Saved entries:

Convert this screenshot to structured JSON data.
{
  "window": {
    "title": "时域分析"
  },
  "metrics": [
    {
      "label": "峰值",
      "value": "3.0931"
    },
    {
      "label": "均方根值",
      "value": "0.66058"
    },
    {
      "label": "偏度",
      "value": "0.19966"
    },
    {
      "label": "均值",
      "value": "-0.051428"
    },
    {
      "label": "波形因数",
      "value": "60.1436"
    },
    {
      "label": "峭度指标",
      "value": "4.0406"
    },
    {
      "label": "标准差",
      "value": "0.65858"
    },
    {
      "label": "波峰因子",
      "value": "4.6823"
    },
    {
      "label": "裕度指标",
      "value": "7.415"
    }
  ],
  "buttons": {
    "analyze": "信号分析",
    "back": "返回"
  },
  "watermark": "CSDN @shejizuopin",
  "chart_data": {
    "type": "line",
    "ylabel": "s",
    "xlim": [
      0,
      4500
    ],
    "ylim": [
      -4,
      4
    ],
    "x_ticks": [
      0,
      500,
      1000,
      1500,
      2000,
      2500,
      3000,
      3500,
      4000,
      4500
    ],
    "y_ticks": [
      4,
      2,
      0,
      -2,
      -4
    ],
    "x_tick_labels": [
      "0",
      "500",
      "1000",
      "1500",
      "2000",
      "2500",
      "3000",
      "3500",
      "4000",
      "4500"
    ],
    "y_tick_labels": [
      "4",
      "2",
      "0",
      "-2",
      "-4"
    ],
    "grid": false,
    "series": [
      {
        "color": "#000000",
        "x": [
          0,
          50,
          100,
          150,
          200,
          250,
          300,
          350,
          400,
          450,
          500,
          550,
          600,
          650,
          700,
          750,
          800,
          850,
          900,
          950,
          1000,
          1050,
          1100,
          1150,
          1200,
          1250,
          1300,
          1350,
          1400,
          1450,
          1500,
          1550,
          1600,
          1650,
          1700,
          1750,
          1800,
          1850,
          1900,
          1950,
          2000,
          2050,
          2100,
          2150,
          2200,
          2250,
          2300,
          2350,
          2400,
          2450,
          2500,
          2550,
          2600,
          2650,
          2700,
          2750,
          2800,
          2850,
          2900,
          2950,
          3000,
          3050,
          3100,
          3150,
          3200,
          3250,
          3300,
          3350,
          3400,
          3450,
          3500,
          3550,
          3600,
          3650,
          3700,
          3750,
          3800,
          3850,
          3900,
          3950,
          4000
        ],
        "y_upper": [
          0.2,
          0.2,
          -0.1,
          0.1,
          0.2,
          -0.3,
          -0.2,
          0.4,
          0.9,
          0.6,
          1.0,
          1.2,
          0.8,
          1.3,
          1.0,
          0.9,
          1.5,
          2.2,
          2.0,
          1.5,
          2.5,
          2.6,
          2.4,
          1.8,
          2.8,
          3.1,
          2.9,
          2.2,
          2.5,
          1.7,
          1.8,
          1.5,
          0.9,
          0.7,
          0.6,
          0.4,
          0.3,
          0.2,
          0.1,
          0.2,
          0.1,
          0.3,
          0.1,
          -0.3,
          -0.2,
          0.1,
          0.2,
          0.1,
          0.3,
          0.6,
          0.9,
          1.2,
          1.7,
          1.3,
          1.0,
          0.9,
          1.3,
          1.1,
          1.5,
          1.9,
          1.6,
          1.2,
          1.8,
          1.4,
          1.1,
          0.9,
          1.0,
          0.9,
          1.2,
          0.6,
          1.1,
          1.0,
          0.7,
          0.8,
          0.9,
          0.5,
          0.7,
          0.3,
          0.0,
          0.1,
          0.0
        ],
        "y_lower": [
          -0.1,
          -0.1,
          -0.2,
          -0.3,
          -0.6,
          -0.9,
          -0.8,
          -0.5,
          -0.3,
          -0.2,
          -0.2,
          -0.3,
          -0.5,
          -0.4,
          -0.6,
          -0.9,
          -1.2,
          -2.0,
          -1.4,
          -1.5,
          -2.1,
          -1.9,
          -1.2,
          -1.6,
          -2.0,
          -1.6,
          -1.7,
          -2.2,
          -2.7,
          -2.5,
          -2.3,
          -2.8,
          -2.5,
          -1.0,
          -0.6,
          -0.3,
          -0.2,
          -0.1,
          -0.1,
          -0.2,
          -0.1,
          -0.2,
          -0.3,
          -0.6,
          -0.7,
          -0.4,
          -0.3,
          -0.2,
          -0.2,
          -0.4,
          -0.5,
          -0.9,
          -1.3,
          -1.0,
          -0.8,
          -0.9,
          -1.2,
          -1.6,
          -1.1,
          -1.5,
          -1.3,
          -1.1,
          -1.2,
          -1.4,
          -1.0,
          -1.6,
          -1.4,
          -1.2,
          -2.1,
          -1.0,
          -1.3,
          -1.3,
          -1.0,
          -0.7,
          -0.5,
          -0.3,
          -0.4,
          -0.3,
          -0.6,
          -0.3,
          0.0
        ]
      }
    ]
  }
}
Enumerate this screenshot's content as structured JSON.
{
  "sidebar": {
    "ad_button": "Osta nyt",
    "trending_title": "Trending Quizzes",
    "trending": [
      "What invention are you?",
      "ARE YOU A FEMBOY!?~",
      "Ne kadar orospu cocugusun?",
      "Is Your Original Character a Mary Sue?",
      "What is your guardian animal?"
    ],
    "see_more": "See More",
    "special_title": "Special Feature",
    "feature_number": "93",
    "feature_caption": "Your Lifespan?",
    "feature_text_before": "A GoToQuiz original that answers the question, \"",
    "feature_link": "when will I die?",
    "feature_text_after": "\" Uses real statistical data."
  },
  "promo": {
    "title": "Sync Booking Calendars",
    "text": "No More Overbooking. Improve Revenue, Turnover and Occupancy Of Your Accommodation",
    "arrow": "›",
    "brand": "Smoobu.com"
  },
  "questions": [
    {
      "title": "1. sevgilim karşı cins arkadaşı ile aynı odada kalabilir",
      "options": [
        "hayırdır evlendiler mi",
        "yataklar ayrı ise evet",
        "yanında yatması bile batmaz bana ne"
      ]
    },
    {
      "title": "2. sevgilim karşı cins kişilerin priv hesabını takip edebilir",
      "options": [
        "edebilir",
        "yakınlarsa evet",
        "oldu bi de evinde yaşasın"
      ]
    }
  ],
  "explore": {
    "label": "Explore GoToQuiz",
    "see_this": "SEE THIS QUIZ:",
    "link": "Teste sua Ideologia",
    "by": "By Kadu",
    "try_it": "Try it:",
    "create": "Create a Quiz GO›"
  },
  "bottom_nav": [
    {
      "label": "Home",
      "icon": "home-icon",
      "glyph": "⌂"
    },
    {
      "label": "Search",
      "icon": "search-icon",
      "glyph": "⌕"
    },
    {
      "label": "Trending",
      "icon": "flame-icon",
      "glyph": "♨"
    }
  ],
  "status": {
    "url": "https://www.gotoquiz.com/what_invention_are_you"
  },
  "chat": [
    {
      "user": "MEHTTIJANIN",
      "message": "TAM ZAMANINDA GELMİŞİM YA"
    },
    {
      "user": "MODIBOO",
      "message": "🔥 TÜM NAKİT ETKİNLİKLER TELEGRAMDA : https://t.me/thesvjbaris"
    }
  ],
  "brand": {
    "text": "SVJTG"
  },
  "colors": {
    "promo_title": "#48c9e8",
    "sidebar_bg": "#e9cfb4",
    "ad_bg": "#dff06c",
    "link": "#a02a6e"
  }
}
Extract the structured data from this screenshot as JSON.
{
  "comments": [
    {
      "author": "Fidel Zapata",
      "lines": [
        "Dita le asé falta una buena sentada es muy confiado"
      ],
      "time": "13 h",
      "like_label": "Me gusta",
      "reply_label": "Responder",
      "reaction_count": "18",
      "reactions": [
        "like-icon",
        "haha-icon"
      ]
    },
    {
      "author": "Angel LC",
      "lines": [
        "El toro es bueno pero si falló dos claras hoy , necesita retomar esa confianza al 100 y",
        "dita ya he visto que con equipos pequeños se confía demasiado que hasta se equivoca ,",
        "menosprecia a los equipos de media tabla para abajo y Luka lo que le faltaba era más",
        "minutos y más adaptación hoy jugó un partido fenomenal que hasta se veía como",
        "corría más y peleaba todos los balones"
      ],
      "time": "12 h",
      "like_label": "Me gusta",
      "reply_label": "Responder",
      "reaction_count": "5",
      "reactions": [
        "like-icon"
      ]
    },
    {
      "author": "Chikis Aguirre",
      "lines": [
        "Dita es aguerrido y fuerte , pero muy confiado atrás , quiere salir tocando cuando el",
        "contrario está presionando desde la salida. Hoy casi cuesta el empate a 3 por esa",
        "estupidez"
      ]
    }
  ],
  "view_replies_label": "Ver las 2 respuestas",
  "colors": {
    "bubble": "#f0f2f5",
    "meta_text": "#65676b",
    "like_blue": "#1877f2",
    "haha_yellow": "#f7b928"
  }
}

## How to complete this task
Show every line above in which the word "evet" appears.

## Exercise output
        "yataklar ayrı ise evet",
        "yakınlarsa evet",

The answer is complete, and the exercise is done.